established the Saw Mills on the opposite side of the Main Street.
"These men who have passsed their lives within a few yards of the Quarry
know the virtue and foibles of the Hopton Wood better, perhaps, than they
understand the chemical mysteries of their own bodies. They can tell at a
glance good stone from bad, and fromn a sense attained only by experience,
diagnose a fault which is invisible to the naked eye.
Stones were chosen for their characteristics, and Hopton Wood is notable
for its style. Yet Hopton Wood is strong, as well as beautiful, so it is
especially suitable for columns, palisters, staircases, ashlar and
It is a particular characteristic of the stone, that while it may be
quarried in fairly large sizes, it is equally capable of the utmost
delicacy - it can be used for massive effects or sawn to three-quarter inch
thickness, for all linings."
(Extract from book "Hopton Wood Stone", a limited edition)
The highly skilled carvers (stone masons) were known locally as The
These men were chosen to apply their skills for large numbers of headstones
for war graves after the 1914-18 War. Their work still stands in cemetries
for the fallen, around the world
A gang of stone carvers from Preston, were brought to augment the local
men. "The Preston Men" lodged with local families and many friendships were
formed. this work was honoured by a Royal visit by the then Prince of
Wales in 1928, who toured the Quarry, Saw Mills and the Mason's Workshop.
The school children were given a standpoint on a spoil heap at the quarry
I remember we cheered and waved our "Union Jacks". to actually see a member
of the Royal Family in the flesh was a memorable event in the life of the
During these years, a sculptor John HODGE, was commissioned to work on a
"famous" pair of lions, which for many years graced the entrance to
Sheffield City Hall. In recent years they have been discarded by
Sheffield, and now can be seen, proudly displayed, at the front of
Hadfield House in Dale Road, Matlock.
Mr HODGE was a mysterious figure. A tall man, who wore a black cape and a
large brimmed black hat. He lodged with Mrs FOX in "The Pitchings", and as
he worked mostly at night, we children were a bit scared when we met him in
the dark - going to and from his work.
There were other Quarrymen who served an apprenticeship, and they dressed
kerb and set-stones. This was skilled work, for which only hand tools were
used - measurements being judged by hand and eye. The kerb stones were
used for edging pavements, and the set-stones for paving streets.

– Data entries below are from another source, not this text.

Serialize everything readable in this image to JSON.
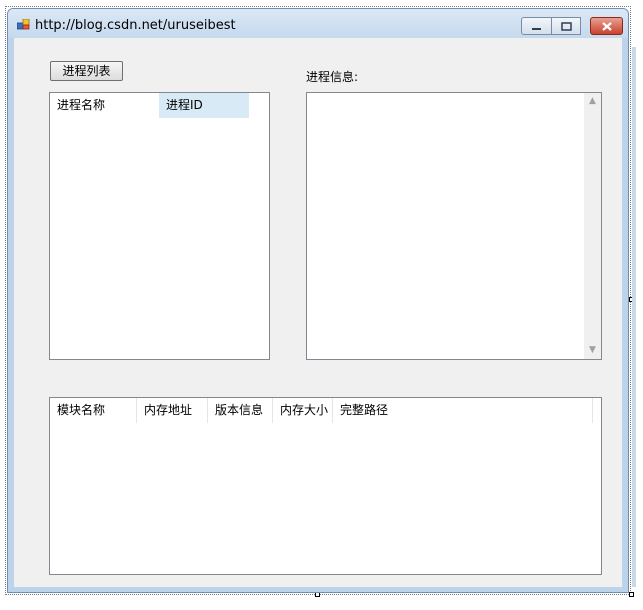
{
  "window": {
    "title": "http://blog.csdn.net/uruseibest"
  },
  "main": {
    "process_list_button": "进程列表",
    "process_info_label": "进程信息:",
    "process_list": {
      "columns": [
        "进程名称",
        "进程ID"
      ]
    },
    "process_info_text": "",
    "module_list": {
      "columns": [
        "模块名称",
        "内存地址",
        "版本信息",
        "内存大小",
        "完整路径"
      ]
    }
  }
}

Some can
be seen around the country today.
One Middleton man, who spent most of his working life as a kerb dresser, on
his retirement, when asked by a Director of Tarmac, what the stones were
used for, replied "Ta mak causey edges". Meaning, to make causeway edges!
Local Stone Masons - some of whom were in business as Monumental Masons,
produced headstones which can be seen in many local cemeteries. I
apologise to their descendants if I have missed anybody out, but they
include among others:
Harold KILLER (son of Adam Killer), Bert PETTS, Laurie PETTS, J.R.BIRLEY,
Sidney BIRLEY, Isaac HARRISON, Will BRACE, Jim BRACE, John FOX,
Isaac & Jack SPENCER, Laurence FLINT, "Boss" SHELDON, Joe SPENCER,
Frank SPENCER, Loll SPENCER, Jim SPENCER, Joe-Sam SPENCER (who also
conducted the Middleton Victoria Silver Prize Band).
Mr Jack DOXEY, who died in Wirksworth in 1993 aged 78, was a well known
authority on quarrying in the area. He was often called upon to give
talks, with illustrated slides to various Societies in the District,
Mr DOXEY, his parents and grandparents were all Middletonians.
The above includes illustrations of the following:-
"The Sower" on Broadcasting House 1924
Lions outside John Hadfield House, Matlock
Panels on the Moot Hall Wirksworth.